MR: It wasn’t a sudden thing, but more of a gradual process. There were so many times when people told us about their stories, we realized that those were the things we could do for ourselves too. It can be living with the idea of “less is more,” trying to grow a bit of your own food, or appreciating the small little things in your life. The first few videos that we made really changed the way we lived our life, and once we made that step, it’s been reinforced every time we meet people who told us that we’re on the right path. This keeps us going because honestly, the journey can be really hard.

Michael Raimondo and Justine Du Toit
The people they’ve filmed has gradually changed the way they lived their lives. Image courtesy of Green Renaissance.

Kr: On your website, you describe “appreciating the true beauty of the world.” What does “true beauty” mean to you?

MR: I think that is a very difficult question, especially in your life where you’ll be bombarded with all types of information. The lens that you look through is what you’ve been conditioned to see. So for example, the amount of advertising you see, the amount of TV you watch, and your experiences–they all dictate how you will see the world.

For us, one form of true beauty comes from the kindness that people have: how people can be open in sharing their deepest, most personal stories with strangers, knowing that it is going to be shared with the entire world. They don’t want anything else from it, and that’s really beautiful. Every day, we are so moved by the beauty in people.

Kr: On “Inspiring change” in the world, what is one change that you would personally like to see?

MR: When we first started out this journey, there were not many who watched these films. One thing that we’ve always said is that “even if just one person watches it, and it affects one person, then it’s worth doing.”

The reason why we are doing this is also to change ourselves because there is so much to learn from every person we meet. There will always be times in life where you start thinking, “I’ve got another grey hair” or “I’ve got a wrinkle,” then remember the times you’ve spoken to someone who was completely disfigured from an accident and you go, “What am I even thinking that for?” We always feel privileged that we’ve had these critical moments with people who taught us something.

So part of the change comes from within, and we’re doing this so we can live slightly differently.

In the last month, Justine had found that thousands of people would write to us on YouTube, sharing their own experiences of having lost a child, or how they loved their animals and so on. This has begun a conversation, and we hope that our films will inspire change in some small ways.
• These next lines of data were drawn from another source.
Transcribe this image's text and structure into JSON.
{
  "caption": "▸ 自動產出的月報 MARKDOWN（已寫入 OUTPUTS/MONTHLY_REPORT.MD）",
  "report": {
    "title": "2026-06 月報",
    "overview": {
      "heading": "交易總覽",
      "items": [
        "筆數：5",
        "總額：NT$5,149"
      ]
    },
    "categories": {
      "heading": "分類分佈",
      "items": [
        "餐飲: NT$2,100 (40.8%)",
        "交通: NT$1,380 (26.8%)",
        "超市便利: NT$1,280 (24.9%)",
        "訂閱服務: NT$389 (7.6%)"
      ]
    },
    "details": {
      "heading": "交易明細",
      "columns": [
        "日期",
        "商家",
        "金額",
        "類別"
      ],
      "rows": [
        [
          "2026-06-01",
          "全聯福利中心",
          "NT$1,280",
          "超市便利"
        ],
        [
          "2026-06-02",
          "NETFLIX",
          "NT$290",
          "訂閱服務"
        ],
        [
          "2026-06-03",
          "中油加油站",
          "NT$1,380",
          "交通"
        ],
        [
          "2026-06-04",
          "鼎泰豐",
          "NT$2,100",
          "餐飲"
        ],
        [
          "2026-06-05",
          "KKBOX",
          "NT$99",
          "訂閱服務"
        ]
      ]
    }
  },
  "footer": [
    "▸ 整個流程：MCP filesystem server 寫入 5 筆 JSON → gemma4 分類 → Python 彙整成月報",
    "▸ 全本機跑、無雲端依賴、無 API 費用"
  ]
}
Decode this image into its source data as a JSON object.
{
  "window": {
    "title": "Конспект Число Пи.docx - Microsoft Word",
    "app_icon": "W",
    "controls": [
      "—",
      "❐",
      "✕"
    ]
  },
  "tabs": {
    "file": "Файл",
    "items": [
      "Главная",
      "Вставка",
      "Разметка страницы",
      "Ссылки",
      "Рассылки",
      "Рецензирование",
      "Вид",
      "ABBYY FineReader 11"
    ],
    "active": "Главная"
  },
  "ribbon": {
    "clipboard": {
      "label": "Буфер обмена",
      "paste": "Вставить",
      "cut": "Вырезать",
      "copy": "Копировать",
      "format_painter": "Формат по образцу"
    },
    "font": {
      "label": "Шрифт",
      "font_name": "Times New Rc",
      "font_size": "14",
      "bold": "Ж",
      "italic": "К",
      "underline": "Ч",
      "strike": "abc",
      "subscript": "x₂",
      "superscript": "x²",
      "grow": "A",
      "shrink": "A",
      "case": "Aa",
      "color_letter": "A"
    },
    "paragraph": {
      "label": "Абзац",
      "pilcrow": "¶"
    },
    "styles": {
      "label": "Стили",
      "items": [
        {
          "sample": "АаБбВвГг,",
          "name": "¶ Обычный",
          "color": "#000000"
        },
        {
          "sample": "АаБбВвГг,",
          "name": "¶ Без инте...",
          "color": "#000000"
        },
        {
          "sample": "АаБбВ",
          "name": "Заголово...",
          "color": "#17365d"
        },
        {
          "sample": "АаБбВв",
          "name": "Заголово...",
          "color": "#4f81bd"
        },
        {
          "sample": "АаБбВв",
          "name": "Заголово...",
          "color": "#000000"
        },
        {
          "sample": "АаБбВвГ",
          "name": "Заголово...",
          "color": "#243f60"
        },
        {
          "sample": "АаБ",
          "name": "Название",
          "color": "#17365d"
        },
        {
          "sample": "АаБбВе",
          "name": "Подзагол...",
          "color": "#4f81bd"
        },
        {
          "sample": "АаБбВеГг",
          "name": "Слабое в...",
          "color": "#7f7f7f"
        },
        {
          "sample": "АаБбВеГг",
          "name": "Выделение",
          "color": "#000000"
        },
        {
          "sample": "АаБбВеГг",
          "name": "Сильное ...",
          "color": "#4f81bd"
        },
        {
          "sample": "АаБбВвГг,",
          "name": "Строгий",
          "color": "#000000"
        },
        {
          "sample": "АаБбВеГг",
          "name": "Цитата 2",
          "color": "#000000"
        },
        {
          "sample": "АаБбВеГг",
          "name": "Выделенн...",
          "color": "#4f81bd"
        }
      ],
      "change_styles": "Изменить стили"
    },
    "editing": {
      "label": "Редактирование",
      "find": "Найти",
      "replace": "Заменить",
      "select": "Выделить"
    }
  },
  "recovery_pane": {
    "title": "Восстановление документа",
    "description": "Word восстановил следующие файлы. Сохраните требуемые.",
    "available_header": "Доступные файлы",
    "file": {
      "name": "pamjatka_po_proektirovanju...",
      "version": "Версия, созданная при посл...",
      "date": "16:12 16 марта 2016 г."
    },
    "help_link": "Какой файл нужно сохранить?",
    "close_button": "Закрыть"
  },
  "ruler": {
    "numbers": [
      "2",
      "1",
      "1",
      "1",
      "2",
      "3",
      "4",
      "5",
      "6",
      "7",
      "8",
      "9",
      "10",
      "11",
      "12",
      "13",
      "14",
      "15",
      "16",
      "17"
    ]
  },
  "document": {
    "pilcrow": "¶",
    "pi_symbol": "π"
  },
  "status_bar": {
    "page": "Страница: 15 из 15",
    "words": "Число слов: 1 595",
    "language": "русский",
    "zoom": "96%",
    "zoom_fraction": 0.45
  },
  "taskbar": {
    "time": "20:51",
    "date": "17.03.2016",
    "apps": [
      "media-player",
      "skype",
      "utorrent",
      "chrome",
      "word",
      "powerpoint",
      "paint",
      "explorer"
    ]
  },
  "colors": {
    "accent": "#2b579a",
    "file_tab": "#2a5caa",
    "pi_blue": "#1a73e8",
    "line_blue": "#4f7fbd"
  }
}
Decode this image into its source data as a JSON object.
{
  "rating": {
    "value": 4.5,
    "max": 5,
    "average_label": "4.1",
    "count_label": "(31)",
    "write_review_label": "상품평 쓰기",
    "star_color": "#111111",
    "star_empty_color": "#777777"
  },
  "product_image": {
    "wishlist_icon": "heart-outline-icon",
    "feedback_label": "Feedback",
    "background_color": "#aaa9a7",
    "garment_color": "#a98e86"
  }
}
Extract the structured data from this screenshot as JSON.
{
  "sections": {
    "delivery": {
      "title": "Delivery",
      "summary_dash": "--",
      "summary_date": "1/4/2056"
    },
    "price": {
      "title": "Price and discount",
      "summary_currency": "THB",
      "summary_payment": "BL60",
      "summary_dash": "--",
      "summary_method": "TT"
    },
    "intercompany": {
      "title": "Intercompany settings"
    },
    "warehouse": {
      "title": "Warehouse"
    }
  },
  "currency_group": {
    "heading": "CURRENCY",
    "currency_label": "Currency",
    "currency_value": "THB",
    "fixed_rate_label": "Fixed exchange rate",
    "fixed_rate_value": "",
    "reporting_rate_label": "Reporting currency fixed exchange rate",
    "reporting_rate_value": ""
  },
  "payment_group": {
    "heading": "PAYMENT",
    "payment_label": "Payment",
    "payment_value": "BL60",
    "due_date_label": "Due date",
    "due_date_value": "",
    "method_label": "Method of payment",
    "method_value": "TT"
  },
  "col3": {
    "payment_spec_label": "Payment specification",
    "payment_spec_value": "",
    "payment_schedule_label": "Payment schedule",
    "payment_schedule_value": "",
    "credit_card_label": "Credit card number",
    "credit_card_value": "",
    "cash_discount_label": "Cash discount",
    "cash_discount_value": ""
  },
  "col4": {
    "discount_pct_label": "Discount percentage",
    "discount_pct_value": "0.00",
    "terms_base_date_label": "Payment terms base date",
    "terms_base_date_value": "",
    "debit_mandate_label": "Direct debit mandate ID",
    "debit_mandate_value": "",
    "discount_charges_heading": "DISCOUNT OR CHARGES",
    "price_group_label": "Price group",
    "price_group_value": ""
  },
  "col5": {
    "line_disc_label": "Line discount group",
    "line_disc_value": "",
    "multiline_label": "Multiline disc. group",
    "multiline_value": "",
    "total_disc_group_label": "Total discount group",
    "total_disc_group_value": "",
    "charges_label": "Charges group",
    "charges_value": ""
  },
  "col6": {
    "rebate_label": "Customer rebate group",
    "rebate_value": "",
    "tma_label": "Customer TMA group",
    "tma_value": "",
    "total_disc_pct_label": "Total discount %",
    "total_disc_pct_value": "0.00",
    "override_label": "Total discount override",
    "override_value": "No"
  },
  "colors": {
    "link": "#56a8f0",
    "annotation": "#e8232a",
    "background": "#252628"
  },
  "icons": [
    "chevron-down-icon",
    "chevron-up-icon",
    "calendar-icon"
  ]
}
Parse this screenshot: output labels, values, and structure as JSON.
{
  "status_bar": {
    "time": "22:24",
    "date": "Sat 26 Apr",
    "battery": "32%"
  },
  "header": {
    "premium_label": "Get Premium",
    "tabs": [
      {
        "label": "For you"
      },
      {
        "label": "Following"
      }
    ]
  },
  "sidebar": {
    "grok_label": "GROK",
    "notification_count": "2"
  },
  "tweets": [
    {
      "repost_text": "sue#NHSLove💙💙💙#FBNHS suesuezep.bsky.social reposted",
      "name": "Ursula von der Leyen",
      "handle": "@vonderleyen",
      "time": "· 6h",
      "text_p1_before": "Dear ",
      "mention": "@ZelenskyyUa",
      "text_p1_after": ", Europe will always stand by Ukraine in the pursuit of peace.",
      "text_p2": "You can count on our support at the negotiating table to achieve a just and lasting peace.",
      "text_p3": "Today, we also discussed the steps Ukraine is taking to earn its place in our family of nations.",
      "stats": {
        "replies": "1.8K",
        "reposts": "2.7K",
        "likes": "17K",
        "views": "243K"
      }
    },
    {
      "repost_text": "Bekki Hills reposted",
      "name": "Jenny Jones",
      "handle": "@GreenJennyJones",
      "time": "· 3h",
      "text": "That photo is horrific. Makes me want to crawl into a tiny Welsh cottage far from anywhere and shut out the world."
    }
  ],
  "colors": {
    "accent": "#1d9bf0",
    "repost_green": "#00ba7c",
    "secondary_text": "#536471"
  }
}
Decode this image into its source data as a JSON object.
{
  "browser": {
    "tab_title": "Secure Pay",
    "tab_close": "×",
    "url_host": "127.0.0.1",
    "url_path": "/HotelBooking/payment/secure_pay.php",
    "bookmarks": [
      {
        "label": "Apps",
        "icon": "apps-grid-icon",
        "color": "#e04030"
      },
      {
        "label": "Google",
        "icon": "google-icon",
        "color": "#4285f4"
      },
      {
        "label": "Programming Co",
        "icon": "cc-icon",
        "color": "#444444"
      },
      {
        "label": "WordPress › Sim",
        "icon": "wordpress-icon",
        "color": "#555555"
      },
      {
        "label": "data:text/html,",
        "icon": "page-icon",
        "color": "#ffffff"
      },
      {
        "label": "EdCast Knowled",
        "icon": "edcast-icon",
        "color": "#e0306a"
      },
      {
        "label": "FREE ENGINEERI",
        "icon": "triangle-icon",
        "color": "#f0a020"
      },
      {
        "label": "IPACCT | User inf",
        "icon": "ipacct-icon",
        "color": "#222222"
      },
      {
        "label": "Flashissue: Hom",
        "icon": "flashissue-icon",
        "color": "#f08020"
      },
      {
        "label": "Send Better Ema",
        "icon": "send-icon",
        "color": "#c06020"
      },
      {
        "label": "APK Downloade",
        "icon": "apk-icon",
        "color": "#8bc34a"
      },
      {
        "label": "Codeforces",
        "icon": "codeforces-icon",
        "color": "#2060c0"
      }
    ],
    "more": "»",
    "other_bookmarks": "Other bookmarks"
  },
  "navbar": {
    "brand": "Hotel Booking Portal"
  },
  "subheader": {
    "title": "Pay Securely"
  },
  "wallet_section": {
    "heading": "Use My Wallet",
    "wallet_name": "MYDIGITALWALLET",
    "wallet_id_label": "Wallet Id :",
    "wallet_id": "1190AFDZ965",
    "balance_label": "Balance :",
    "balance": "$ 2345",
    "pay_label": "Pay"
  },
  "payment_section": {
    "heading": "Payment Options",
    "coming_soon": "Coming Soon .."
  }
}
If it affects and changes the way we live and possibly one another person, then we’ve done something.


Joanna Ng

Joanna Ng is the Community Coordinator at KrASIA.


You might like these

  • Features

    China’s Gen Z are ditching WeChat to socialize on Jelly


    Mable Ge

    28 Feb 2022    4 mins read

Editor’s PickEditor’s Pick

  • Munshi shares how he left behind being a perfectionist to take on a new role as an entrepreneur.


    From a corporation to a startup, Haji Munshi talks about changing the mindset and adapting to situational leadership

    By Stephanie Li

    19 Jul 20213 mins read

Most Popular

See All

Auto loading next article...